Sometimes I wonder if that thinking has crept into Emery's football decisions at Halas Hall, a tendency he needs to avoid running his second draft for the Bears. Emery cannot convert the draft room into his living room and fall for the dramatic turn nobody saw coming — like he did last year in drafting hybrid Shea McClellin instead of a more NFL-ready pass-rusher such as Chandler Jones. Or by hiring Trestman out of the CFL over NFL Coach of the Year Bruce Arians who was ready to bring a stable of powerhouse offensive assistant coaches.
Emery getting too cute again might put the Bears too far behind the Packers in Trestman's first season. A year from now, the Bears can't be wondering where Thursday's first pick fits in the way they still are with McClellin, who had 21/2 sacks compared to, say, Jones' six with the Patriots. Sometimes it's OK to take the gimme.
If Emery wants to raise eyebrows, trade Devin Hester and a distraction-to-be-named-later to any team willing to give up a fifth-round draft pick for a Hall of Fame resume. That will challenge Emery more than finding a player who fits at No. 20.
Consider the Bears signed two stop-gap starting linebackers to one-year deals to play next to Lance Briggs but all three will be on the wrong side of 30 by next fall. So if either Alec Ogletree of Georgia or Manti Te'o of Notre Dame is available, the Bears need to select the linebacker their exhaustive research rated higher. Both project as potential core players.
Don't overthink it by trying to prove how good the Bears scouting is. Keep a traditional team strength — linebacker — a strength. If Emery can trade down and still take Te'o or, if he is gone, LSU linebacker Kevin Minter, do it. As long as the Bears don't ignore the position facing the most transition and need. Cornerback rates a close second.
Surprisingly, defensive concerns outweigh offensive issues when studying 2013 opponents. The Bears addressed offensive line issues via free-agency by investing in left tackle Jermon Bushrod and tight end Martellus Bennett. Now devote the first pick of the draft to an aging defense.
Drafting tight end Tyler Eifert sounds enticing to those who envision Eifert, Bennett and wide receivers Brandon Marshall and Alshon Jeffery surrounding Jay Cutler. It also sounds like a luxury — until somebody complains about not getting the ball enough, that is.
Nobody knows what influence Trestman will wield. The Bears catered to Lovie Smith in 2004 by taking the defensive tackle Smith targeted for his Cover-2, Tommie Harris. Intriguing speculation surrounds a quarterback to develop behind Cutler but the Bears likely will ignore the position until the middle rounds, perhaps eyeing 6-foot-7 North Carolina State prospect Mike Glennon. Glennon reportedly worked out for the Bears in Raleigh, N.C., where Trestman once lived. Was that a signal or smoke screen?

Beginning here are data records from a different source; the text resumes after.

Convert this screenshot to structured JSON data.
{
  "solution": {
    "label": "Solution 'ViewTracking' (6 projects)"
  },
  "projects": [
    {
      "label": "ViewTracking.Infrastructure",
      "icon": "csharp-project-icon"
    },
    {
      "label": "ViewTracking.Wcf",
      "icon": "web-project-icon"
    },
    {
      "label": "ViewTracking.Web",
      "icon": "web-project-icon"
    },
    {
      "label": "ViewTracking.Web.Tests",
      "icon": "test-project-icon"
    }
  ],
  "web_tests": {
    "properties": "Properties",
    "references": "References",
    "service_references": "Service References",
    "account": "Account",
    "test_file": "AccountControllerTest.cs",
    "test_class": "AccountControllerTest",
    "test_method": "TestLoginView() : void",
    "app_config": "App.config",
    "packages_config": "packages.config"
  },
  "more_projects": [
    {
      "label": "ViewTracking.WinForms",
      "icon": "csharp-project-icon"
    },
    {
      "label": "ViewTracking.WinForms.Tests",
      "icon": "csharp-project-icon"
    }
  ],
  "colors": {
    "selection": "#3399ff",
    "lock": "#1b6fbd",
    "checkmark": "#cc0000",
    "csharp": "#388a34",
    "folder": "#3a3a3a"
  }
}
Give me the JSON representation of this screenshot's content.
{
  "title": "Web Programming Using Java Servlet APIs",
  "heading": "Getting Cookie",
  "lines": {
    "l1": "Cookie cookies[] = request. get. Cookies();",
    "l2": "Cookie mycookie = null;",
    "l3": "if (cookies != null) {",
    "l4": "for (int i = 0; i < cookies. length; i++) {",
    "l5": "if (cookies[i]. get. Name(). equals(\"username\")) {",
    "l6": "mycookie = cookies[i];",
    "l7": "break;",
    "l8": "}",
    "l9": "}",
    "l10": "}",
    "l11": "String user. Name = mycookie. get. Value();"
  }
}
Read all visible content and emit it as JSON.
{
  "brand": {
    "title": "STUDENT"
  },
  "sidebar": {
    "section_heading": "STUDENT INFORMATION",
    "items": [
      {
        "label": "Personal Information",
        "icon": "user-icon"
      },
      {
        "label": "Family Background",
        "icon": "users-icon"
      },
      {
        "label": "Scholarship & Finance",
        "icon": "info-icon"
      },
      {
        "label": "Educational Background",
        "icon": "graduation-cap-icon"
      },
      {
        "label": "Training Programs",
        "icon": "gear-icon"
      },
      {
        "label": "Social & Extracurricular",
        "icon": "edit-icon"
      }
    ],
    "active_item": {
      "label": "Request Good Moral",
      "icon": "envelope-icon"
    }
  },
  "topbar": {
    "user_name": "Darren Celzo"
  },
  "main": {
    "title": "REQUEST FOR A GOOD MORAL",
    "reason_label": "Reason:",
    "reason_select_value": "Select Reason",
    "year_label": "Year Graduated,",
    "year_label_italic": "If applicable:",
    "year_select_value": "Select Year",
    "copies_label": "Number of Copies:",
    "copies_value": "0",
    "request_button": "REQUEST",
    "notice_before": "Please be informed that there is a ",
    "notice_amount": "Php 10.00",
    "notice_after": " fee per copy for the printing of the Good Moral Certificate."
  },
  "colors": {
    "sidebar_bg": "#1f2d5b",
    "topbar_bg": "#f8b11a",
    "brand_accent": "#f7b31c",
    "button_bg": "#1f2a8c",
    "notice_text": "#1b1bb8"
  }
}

Everybody in town needs more time to understand Trestman, the thinking man's coach who provided a glimpse into his philosophy at a recent coaches convention at Notre Dame. Trestman didn't utter an X or O, according to two audience members. He spoke about transactional versus transformational coaching, about not being in the football business but in the "ultimate'' people business. He quoted author Albert Pine and discussed a book on physics "The Fabric of the Cosmos.'' He sounds like Football Phil Jackson, without the rings.
How will that cerebral approach affect Trestman's first draft collaborating with Emery?
That remains a mystery, which is fine provided Chicago doesn't go to bed Thursday night stunned by a plot twist.